Failure Modes and Effects Analysis (FMEA)

What is failure modes and effects analysis (FMEA)?

Failure modes and effects analysis (FMEA) is a systematic methodology used in various industries, including healthcare, to identify and prioritize potential failure modes within a system, process, or product and to determine the effects of those failures. In a healthcare context, FMEA is primarily focused on patient safety and quality improvement.

Here's how FMEA typically works:

  1. Identifying processes: The first step is to identify the processes or systems within healthcare delivery that are critical for patient safety or quality of care. This could include processes such as medication administration, surgical procedures, diagnostic testing, etc.
  2. Identifying failure modes: Once the processes are identified, healthcare professionals (often in a multidisciplinary team) brainstorm potential failure modes within each process. A failure mode is any way in which the process could fail to deliver the intended outcome. For example, in medication administration, a failure mode could be administering the wrong medication or administering the correct medication at the wrong dosage.
  3. Determining effects: For each identified failure mode, the team assesses the potential effects on patient safety or quality of care. This involves considering factors such as the severity of harm to the patient, the likelihood of the failure occurring, and the detectability of the failure before it reaches the patient.
  4. Assigning risk priority numbers (RPNs): To prioritize which failure modes to address first, the team assigns a risk priority number (RPN) to each failure mode. The RPN is calculated by multiplying the scores for severity, likelihood, and detectability. Failure modes with higher RPNs are considered a higher priority for mitigation.
  5. Developing mitigation strategies: Once the high-priority failure modes are identified, the team develops strategies to mitigate or eliminate them. This could involve process redesign, implementing new safety protocols, providing additional training to staff, or introducing new technology or equipment.
  6. Implementing changes: The next step is to implement the agreed-upon changes or improvements to the processes to reduce the risk of failures occurring.
  7. Monitoring and review: Finally, FMEA is an iterative process, and it's essential to continuously monitor the effectiveness of the implemented changes and review the process regularly to identify any new failure modes that may arise.
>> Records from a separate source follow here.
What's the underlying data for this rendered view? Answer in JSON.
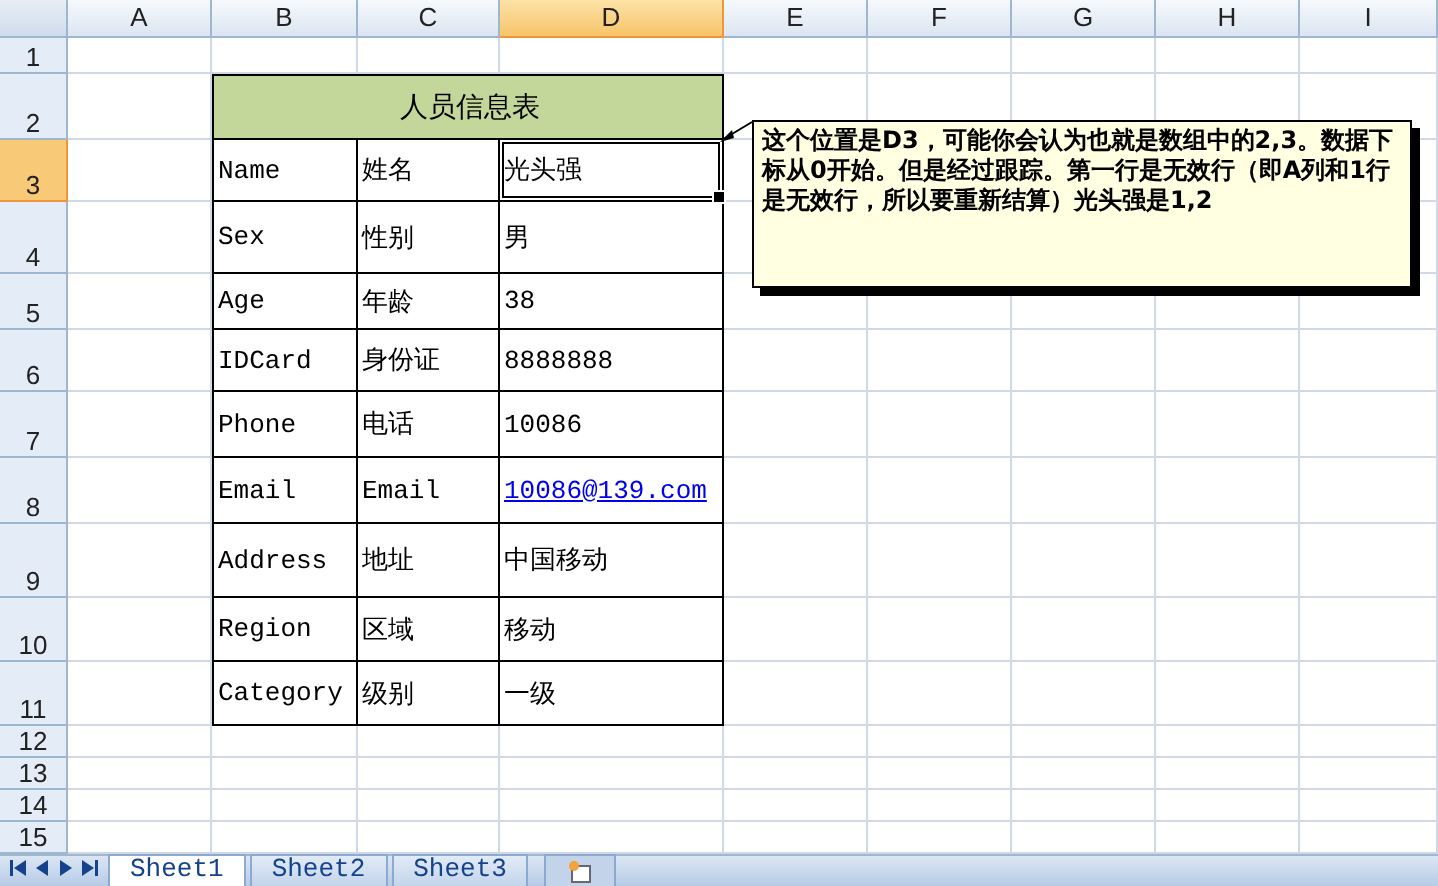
{
  "columns": [
    {
      "label": "A",
      "selected": false
    },
    {
      "label": "B",
      "selected": false
    },
    {
      "label": "C",
      "selected": false
    },
    {
      "label": "D",
      "selected": true
    },
    {
      "label": "E",
      "selected": false
    },
    {
      "label": "F",
      "selected": false
    },
    {
      "label": "G",
      "selected": false
    },
    {
      "label": "H",
      "selected": false
    },
    {
      "label": "I",
      "selected": false
    }
  ],
  "rows": [
    {
      "label": "1",
      "selected": false
    },
    {
      "label": "2",
      "selected": false
    },
    {
      "label": "3",
      "selected": true
    },
    {
      "label": "4",
      "selected": false
    },
    {
      "label": "5",
      "selected": false
    },
    {
      "label": "6",
      "selected": false
    },
    {
      "label": "7",
      "selected": false
    },
    {
      "label": "8",
      "selected": false
    },
    {
      "label": "9",
      "selected": false
    },
    {
      "label": "10",
      "selected": false
    },
    {
      "label": "11",
      "selected": false
    },
    {
      "label": "12",
      "selected": false
    },
    {
      "label": "13",
      "selected": false
    },
    {
      "label": "14",
      "selected": false
    },
    {
      "label": "15",
      "selected": false
    }
  ],
  "table": {
    "title": "人员信息表",
    "rows": [
      {
        "field": "Name",
        "label": "姓名",
        "value": "光头强",
        "kind": "text",
        "selected": true
      },
      {
        "field": "Sex",
        "label": "性别",
        "value": "男",
        "kind": "text",
        "selected": false
      },
      {
        "field": "Age",
        "label": "年龄",
        "value": "38",
        "kind": "text",
        "selected": false
      },
      {
        "field": "IDCard",
        "label": "身份证",
        "value": "8888888",
        "kind": "text",
        "selected": false
      },
      {
        "field": "Phone",
        "label": "电话",
        "value": "10086",
        "kind": "text",
        "selected": false
      },
      {
        "field": "Email",
        "label": "Email",
        "value": "10086@139.com",
        "kind": "link",
        "selected": false
      },
      {
        "field": "Address",
        "label": "地址",
        "value": "中国移动",
        "kind": "text",
        "selected": false
      },
      {
        "field": "Region",
        "label": "区域",
        "value": "移动",
        "kind": "text",
        "selected": false
      },
      {
        "field": "Category",
        "label": "级别",
        "value": "一级",
        "kind": "text",
        "selected": false
      }
    ]
  },
  "comment": {
    "text": "这个位置是D3，可能你会认为也就是数组中的2,3。数据下标从0开始。但是经过跟踪。第一行是无效行（即A列和1行是无效行，所以要重新结算）光头强是1,2"
  },
  "sheet_tabs": [
    {
      "label": "Sheet1",
      "selected": true
    },
    {
      "label": "Sheet2",
      "selected": false
    },
    {
      "label": "Sheet3",
      "selected": false
    }
  ]
}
FMEA differs from root cause analysis (RCA), which addresses problems after they occur. In comparison, FMEA is a preventative measure completed before adverse events occur.

How does FMEA improve healthcare?

Overall, FMEA in healthcare is a proactive approach to improving patient safety by identifying potential risks and taking steps to mitigate them before they lead to adverse events. It fosters a culture of continuous improvement and enhances the quality of care provided to patients.

FMEA is also a critical tool in the medical device industry for identifying, evaluating, and mitigating potential risks associated with device design, development, manufacturing, and post-market surveillance. By systematically analyzing potential failure modes and their effects, manufacturers can enhance product safety, reliability, and compliance with regulatory requirements.